As Reid grew in her career and took on new roles, she learned that a successful in-house lawyer needs to think inclusively and gain different perspectives, not just focus on transactions or financing. That insight honed her focus on driving the company’s workforce efforts.
The strategy starts with listening. Dominion Energy has surveyed all sixteen thousand employees three times in six years to understand their experience in the workplace. What’s working well? What needs to change? The results have shaped a three-pronged engagement strategy.
First, the company is aiming to give office-based employees a “workplace of the future.” This includes new design principles that emphasize more natural light and less formal space, as well as more access to gyms and healthy food options. Gone is a suit-and-tie culture, replaced by a flexible dress code that trusts employees to dress as their workdays require. Flexible schedules prioritize delivering results above clocking time in the office. All of these changes are about crafting a future with a diverse workforce and a diversity of working styles.
Second, the company aims to shape a diverse workforce that reflects the communities it serves. Tactics include recruiting veterans, and building relationships with groups that have been historically underrepresented in energy, including women, African Americans, the LGBTQ community, and many others.
And third, the company has bolstered its intern program and scholarship programs. These new efforts supplement longstanding partnerships with engineering programs by intentionally seeking to hire diverse interns from historically black colleges and universities (HBCUs) and liberal arts schools.
“Tomorrow’s workforce starts with students who are seventeen, eighteen, nineteen years old today, and we intend to reach them where they are,” Reid says.
Reid also emphasizes that learning continues throughout an employee’s career, and has helped shaped programs to address that.
“We hold numerous lunch-and-learn opportunities for employees and small groups to sit down with company leaders and talk about whatever they feel is important,” Reid says. “There’s nothing better than sitting down face-to-face and having a conversation about how to support employees and help them be successful.” This includes learning from experienced workers, tapping into deep institutional memory.
“We’re creating new mentorship opportunities and seeking ways for different generations of workers to share with each other,” Reid says. “We’re even working this into the design of our office spaces, which have lots of common spaces to spark brainstorming that often comes from unplanned interactions and informal meetings.
“We’re investing in new technology to document processes so that people moving into new jobs have support even when they don’t have forty years of experience of having done it themselves,” she says.
These changes are making it easier to tell the company’s story effectively, which in turn attracts talented new workers in a competitive labor market.
“We are so much more than just your local utility,” Reid says. “We want top talent to know that we are the country’s third-largest solar provider. We’re leading the industry in reducing carbon and cutting methane emissions. We’re growing cleaner and greener every day.
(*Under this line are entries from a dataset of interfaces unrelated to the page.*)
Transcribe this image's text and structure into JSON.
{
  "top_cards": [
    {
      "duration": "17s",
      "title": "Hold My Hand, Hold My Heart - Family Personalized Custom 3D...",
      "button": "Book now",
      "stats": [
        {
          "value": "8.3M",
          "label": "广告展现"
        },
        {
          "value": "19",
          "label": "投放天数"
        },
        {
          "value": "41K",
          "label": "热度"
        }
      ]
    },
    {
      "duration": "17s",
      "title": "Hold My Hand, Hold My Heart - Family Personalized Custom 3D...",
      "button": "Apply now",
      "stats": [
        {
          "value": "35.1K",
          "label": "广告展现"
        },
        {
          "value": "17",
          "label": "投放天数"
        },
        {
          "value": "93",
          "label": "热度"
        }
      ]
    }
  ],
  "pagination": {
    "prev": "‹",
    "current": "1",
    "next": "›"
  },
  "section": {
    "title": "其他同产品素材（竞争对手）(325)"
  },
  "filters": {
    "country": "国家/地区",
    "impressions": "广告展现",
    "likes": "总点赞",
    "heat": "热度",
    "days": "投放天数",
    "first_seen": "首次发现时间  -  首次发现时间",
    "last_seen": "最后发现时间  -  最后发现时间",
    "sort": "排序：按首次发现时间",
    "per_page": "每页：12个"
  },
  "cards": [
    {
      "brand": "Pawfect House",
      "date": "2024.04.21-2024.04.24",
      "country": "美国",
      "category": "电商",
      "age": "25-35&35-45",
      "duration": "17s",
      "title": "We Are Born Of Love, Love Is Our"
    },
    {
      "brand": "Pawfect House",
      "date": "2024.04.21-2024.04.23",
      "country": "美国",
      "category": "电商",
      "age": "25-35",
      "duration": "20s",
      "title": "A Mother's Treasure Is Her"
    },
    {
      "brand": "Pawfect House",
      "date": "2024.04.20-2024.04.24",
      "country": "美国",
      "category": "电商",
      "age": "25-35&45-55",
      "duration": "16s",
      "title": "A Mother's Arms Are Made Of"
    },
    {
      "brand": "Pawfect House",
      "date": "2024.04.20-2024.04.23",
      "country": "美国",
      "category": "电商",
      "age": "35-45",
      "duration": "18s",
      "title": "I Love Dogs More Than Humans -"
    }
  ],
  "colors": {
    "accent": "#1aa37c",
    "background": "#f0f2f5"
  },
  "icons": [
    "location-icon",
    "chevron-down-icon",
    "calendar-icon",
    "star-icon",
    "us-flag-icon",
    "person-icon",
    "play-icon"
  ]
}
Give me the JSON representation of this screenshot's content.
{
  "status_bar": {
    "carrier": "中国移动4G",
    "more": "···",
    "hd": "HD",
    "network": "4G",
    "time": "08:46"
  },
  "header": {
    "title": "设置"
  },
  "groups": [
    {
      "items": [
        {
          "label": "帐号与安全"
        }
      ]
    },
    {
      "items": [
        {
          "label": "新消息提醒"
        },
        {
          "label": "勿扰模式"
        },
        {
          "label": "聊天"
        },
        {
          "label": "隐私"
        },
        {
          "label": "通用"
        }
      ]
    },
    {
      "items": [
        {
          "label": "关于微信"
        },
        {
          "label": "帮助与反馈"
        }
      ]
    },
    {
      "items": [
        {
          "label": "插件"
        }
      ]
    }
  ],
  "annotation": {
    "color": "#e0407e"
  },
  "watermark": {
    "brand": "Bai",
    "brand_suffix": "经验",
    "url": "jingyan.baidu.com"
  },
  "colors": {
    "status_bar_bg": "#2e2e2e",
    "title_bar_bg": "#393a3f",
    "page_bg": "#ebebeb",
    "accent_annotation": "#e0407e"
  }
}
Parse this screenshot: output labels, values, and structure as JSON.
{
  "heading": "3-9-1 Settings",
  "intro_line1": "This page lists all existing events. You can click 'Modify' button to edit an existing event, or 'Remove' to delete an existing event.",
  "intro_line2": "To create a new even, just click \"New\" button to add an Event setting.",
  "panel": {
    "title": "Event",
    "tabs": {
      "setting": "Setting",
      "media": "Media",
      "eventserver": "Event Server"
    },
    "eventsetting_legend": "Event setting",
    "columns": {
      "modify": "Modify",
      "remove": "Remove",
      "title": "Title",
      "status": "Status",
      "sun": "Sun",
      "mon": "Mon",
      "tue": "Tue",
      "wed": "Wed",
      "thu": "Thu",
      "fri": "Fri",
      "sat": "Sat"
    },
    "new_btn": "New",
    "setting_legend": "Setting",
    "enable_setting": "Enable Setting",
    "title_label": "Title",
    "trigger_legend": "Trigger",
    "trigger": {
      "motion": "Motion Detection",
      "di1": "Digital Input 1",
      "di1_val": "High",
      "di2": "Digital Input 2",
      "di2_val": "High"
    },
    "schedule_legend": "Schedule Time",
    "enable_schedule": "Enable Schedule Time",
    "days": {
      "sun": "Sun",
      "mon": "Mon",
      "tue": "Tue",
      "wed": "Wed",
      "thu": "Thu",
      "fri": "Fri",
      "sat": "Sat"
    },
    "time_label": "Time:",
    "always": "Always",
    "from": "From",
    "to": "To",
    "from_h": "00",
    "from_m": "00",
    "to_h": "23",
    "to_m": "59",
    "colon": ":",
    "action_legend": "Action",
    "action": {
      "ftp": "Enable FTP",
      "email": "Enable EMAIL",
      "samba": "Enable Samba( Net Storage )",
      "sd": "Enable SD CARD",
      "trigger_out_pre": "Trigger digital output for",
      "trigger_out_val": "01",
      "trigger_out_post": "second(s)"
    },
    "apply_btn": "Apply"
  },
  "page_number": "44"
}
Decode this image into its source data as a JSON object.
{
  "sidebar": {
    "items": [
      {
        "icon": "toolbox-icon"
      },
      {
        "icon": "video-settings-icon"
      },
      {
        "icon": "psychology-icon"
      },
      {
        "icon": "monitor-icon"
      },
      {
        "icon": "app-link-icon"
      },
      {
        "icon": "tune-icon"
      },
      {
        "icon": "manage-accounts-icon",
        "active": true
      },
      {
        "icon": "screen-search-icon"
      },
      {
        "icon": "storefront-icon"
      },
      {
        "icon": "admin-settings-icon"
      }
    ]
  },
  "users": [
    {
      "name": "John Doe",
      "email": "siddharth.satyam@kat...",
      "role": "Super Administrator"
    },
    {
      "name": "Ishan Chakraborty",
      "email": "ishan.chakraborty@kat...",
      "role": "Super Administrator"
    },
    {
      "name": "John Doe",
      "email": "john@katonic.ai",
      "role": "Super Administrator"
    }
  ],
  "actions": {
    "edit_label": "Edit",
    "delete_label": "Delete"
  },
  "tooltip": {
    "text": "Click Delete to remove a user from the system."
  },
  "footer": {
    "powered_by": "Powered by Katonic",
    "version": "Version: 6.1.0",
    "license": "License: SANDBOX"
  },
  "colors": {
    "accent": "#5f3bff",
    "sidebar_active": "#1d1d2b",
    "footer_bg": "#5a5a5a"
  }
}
Dominion Energy is shaping the energy industry in the United States, and this is an exciting place to build a career.”
Giving Back to the Community
Carter Reid appreciates the company’s commitment to giving back to local communities—including $30 million in community contributions and 125,000 volunteer hours a year.
“Dominion Energy encourages all of the leadership team to serve on boards for community organizations,” she says. Every employee is given one day each year to volunteer in the community, whether at their children’s school or at their favorite charitable organization. Reid uses her volunteer time to focus primarily on art and theater organizations that work with kids after school. That commitment has been contagious even within Reid’s own family: her college-age daughter spends a lot of time volunteering, a fact which makes Reid endlessly proud.